LONDON — When you’re in the throes of your own gay-baiting, you’re not always looking for a straight guy, even if you’re trying to look like one.
In fact, a new study suggests that the look you get from your gay-bashing can have a subtle impact on how you look to your friends and colleagues.
It’s called bisexual haircut.
And it’s a phenomenon that has gained popularity on social media, with the hashtag #bisexualhaters becoming a regular Twitter topic.
While it’s unclear how many people actually are bisexual, it has become a common and seemingly popular hashtag among gay-bashers, who tend to be older and male.
It appears to work.
The researchers say it’s likely that bisexual haircuts aren’t the norm for straight men, but that many men are willing to experiment with it and show off their straightness.
“We believe that many gay men who are bisexual choose to embrace this look and that they choose to do so on the basis of perceived masculinity,” said Dr. Jennifer Hovsepian, a clinical psychologist who led the study published in the journal Behavioural Processes.
“The results show that these men are more likely to adopt a masculine, ‘traditional’ appearance, which may be a marker of social rejection and male sexual desirability,” she said.
The researchers conducted a study on 1,700 heterosexual, gay, bisexual and transgender (LGBT) men, aged 18 to 35, and found that when they wore a bi hairstyle to a social gathering, they were more likely than those who did not to feel judged or criticized for their appearance.
They were also more likely in the group who were seen as masculine to say they’d prefer not to wear the hairstyle.

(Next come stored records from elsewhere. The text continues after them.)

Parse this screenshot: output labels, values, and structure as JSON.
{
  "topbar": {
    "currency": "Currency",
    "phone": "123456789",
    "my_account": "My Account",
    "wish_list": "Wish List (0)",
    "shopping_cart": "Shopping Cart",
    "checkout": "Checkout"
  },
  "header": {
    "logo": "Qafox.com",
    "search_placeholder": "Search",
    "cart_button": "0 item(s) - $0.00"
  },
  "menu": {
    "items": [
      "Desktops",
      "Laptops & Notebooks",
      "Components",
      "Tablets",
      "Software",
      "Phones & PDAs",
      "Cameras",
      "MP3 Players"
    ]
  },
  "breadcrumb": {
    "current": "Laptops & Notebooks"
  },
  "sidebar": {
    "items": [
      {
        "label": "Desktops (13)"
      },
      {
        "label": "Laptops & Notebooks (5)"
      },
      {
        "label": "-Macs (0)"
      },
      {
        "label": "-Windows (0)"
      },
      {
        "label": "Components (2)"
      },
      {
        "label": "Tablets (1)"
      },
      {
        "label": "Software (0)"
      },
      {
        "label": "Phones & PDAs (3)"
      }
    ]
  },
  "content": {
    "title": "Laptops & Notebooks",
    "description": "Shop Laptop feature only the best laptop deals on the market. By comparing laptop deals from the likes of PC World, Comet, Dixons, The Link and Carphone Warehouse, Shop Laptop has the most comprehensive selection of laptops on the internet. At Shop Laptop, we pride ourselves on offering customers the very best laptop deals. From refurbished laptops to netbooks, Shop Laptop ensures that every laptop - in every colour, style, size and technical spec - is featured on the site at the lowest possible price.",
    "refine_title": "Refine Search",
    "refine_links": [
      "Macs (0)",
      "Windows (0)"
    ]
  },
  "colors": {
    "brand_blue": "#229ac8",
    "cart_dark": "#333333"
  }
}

In a follow-up study, the researchers also looked at whether the bi hairstyles had an effect on social rejection.
They looked at responses to online surveys about gay men’s appearance.

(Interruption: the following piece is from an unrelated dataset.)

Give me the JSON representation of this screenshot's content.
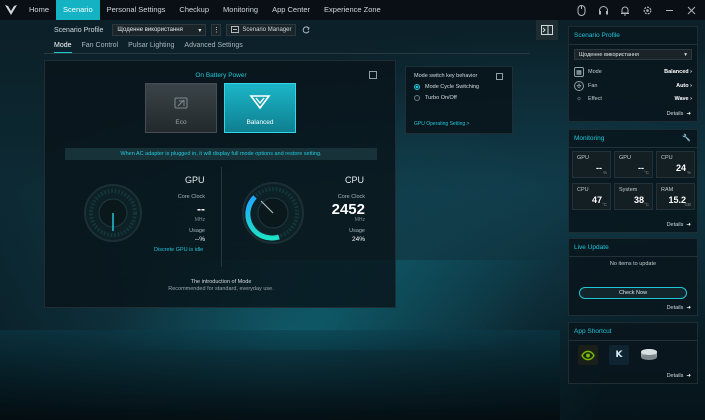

The participants were more open to being seen as gay, but less open to having their bi appearance criticized.
Another study looked at how people perceived their own sexual orientation based on how they dressed.
The research team asked participants to rate their sexual orientation on a scale of 0 to 9, with 0 being straight, and 9 being gay.
The results showed that people who did the bi-haircut were perceived to be more open and more open about their sexual identity than those in the other group.
Researchers also asked participants about how they were feeling about their bodies and the way they looked, including the way men and women looked when they were alone.
“We were surprised by the strong gender differences in the perception of body image,” Hovscian said.
“Men were more willing to express their sexuality to a potential romantic partner than women were, and that’s likely because men were more attracted to men.”
The results of the study have some implications for the way we think about the relationship between gender and appearance, said Hovs.
“People think of the male as masculine, and they look like they’re going to be with a guy,” she added.
“That may be an image that people may have been raised with, but there are other differences between what you see and what you actually look like.”
The research has implications not just for straight people, but also for people who are gay or bisexual.
“There is a need for more research into the effect that body image and sexual orientation have on body image, sexual behavior and the social acceptance of sexual orientation in general,” said Hova.
“This is a topic that needs to be investigated further.”